    I was in your situation last year and transferred to AU. About half of the professors I've had here think very highly of themselves and assign a lot of extra work to make their classes seem really difficult. Don't get me wrong, some professors are really good. I'm just trying to show you the other side of the spectrum. Sometimes I miss the mediocre professors. On the other side for students, a lot of students here are Ivy league rejects so they think they're God's gift to the world. That personality type is more common than the not smart students.

    Based on your reasons, if I were you I'd consider staying at your school in Florida. I know AU looks good but it's partly what you do with your degree than where you get it from. Unless you go to like Harvard. As you move up in your program, professors and classes tend to get better. Don't just transfer because it's DC. Look closely at the school, not the city.

    In support of going to American, it is a good school with plenty of opportunities.

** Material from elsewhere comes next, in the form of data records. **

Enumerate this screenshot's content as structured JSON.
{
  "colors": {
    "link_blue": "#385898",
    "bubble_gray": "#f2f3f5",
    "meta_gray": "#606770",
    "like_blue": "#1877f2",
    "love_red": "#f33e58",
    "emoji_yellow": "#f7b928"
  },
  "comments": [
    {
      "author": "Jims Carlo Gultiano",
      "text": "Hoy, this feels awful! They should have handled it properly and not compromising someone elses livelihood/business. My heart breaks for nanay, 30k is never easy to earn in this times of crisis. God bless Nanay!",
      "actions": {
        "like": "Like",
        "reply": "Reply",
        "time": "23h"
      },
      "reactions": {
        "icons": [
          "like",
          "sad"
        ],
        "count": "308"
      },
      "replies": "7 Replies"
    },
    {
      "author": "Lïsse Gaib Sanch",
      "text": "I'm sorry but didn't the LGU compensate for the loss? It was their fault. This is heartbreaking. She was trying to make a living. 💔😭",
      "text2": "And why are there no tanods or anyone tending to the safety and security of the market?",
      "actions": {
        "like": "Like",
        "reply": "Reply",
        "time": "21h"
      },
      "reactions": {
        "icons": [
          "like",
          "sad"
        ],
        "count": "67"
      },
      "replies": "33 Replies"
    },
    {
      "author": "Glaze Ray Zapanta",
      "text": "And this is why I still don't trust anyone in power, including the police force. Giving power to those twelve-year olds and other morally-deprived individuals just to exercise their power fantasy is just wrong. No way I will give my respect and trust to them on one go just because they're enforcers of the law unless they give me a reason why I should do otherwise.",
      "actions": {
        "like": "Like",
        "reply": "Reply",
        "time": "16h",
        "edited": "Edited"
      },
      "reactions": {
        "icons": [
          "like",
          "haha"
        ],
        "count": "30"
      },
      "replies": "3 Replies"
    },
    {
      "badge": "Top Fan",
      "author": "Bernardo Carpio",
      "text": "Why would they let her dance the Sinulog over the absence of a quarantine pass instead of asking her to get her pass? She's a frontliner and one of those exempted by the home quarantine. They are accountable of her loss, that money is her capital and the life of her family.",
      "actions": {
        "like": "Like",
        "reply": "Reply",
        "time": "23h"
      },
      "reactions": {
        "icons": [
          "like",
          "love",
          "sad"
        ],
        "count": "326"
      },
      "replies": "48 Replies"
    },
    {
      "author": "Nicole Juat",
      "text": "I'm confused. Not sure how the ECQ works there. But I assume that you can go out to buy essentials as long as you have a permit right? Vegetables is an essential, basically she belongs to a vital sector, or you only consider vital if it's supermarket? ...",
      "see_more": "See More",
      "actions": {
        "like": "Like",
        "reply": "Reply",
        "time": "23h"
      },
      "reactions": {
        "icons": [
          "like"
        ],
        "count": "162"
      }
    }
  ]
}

If you plan on using all the resources available to you by going to school in DC, then I'd say go for it. Advisors and the career center are really hands on so if you're interested in getting internships and job placement stuff, this is a good school to consider. Also being in DC, American is really political. If you aren't into politics then you may feel out of the loop here. I'm not into politics so sometimes I feel overwhelmed by it.
  • AgentsoapboxAgentsoapbox Registered User Posts: 29 New Member
    I love politics. Thats why I want to go to school in DC. I hear that AU is super lefty and I'm just right of Ronald Reagan. I thrive in places where I am the minority.

    yesterday I was watching a TV show on the history of the KKK. Featured was a professor from AU Julian Bond. though I disagree with much of his politics, I do want to learn from people like him who actually are leaders of their field.

    I do worry about the "Ivy League Rejects" as you put it. then again, maybe I'm one of them? I am also applying to George Washington and Georgetown.
  • kcirish34kcirish34 Registered User Posts: 14 New Member
    Saying AU is super lefty is a major understatement. You're definitely in the minority if you're conservative. Lefty friends of mine have for sure looked down upon me for admitting my political stance. Most professors I've encountered are on the left. Some push it on you and some don't. If you can deal with it or intelligently defend your view, you'll be fine.

    By Ivy League rejects I mean those who were turned down by Harvard, Yale, and Columbia. Lots of people who applied to GW and Georgetown go here though. As long as you aren't up on a high horse about it, you don't fall into that category. There are plenty of people who aren't like that though. So I wouldn't worry about it.
This discussion has been closed.